* Exercise inputs
----------
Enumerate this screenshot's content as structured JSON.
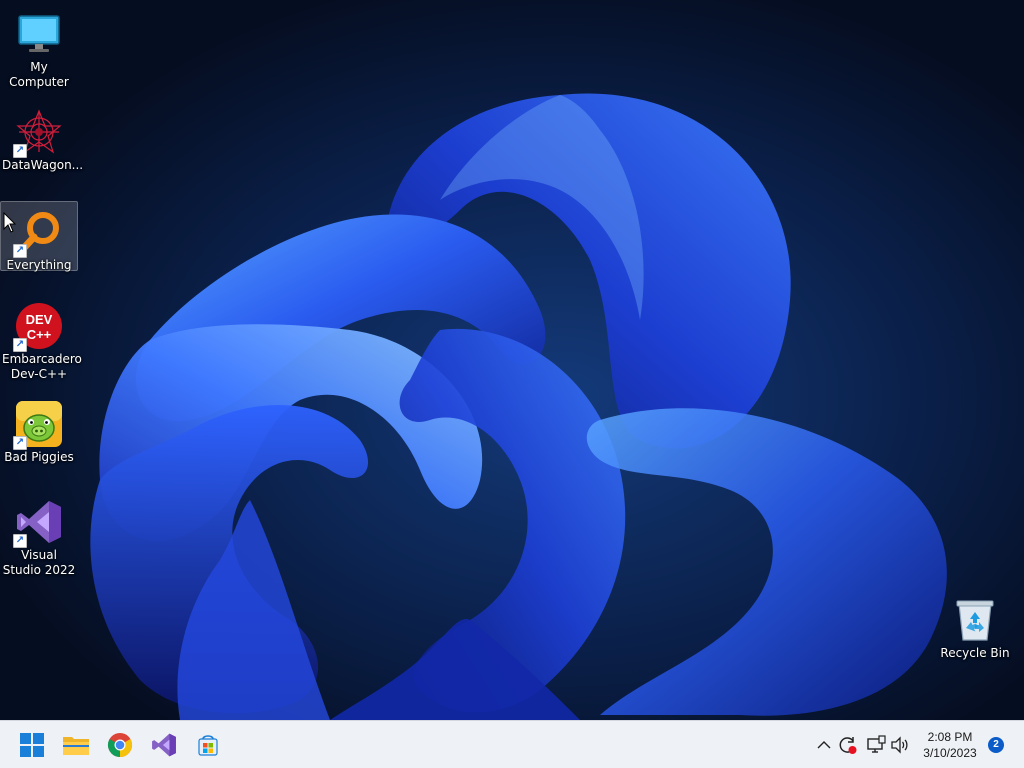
{
  "desktop": {
    "icons": [
      {
        "label": "My Computer",
        "icon": "monitor-icon"
      },
      {
        "label": "DataWagon...",
        "icon": "datawagon-icon"
      },
      {
        "label": "Everything",
        "icon": "everything-search-icon"
      },
      {
        "label": "Embarcadero Dev-C++",
        "icon": "devcpp-icon",
        "badge": "DEV C++"
      },
      {
        "label": "Bad Piggies",
        "icon": "bad-piggies-icon"
      },
      {
        "label": "Visual Studio 2022",
        "icon": "visual-studio-icon"
      },
      {
        "label": "Recycle Bin",
        "icon": "recycle-bin-icon"
      }
    ]
  },
  "taskbar": {
    "pinned": [
      "start-icon",
      "file-explorer-icon",
      "chrome-icon",
      "visual-studio-icon",
      "store-icon"
    ],
    "tray": [
      "chevron-up-icon",
      "update-icon",
      "network-icon",
      "volume-icon"
    ],
    "clock": {
      "time": "2:08 PM",
      "date": "3/10/2023"
    },
    "notifications": "2"
  },
  "colors": {
    "taskbar_bg": "#eef1f5",
    "accent": "#0b5cc8",
    "wallpaper_blue": "#1f4fd8"
  }
}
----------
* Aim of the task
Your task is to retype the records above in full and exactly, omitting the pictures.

* The completed task
Enumerate this screenshot's content as structured JSON.
{
  "desktop": {
    "icons": [
      {
        "label": "My Computer",
        "icon": "monitor-icon"
      },
      {
        "label": "DataWagon...",
        "icon": "datawagon-icon"
      },
      {
        "label": "Everything",
        "icon": "everything-search-icon"
      },
      {
        "label": "Embarcadero Dev-C++",
        "icon": "devcpp-icon",
        "badge": "DEV C++"
      },
      {
        "label": "Bad Piggies",
        "icon": "bad-piggies-icon"
      },
      {
        "label": "Visual Studio 2022",
        "icon": "visual-studio-icon"
      },
      {
        "label": "Recycle Bin",
        "icon": "recycle-bin-icon"
      }
    ]
  },
  "taskbar": {
    "pinned": [
      "start-icon",
      "file-explorer-icon",
      "chrome-icon",
      "visual-studio-icon",
      "store-icon"
    ],
    "tray": [
      "chevron-up-icon",
      "update-icon",
      "network-icon",
      "volume-icon"
    ],
    "clock": {
      "time": "2:08 PM",
      "date": "3/10/2023"
    },
    "notifications": "2"
  },
  "colors": {
    "taskbar_bg": "#eef1f5",
    "accent": "#0b5cc8",
    "wallpaper_blue": "#1f4fd8"
  }
}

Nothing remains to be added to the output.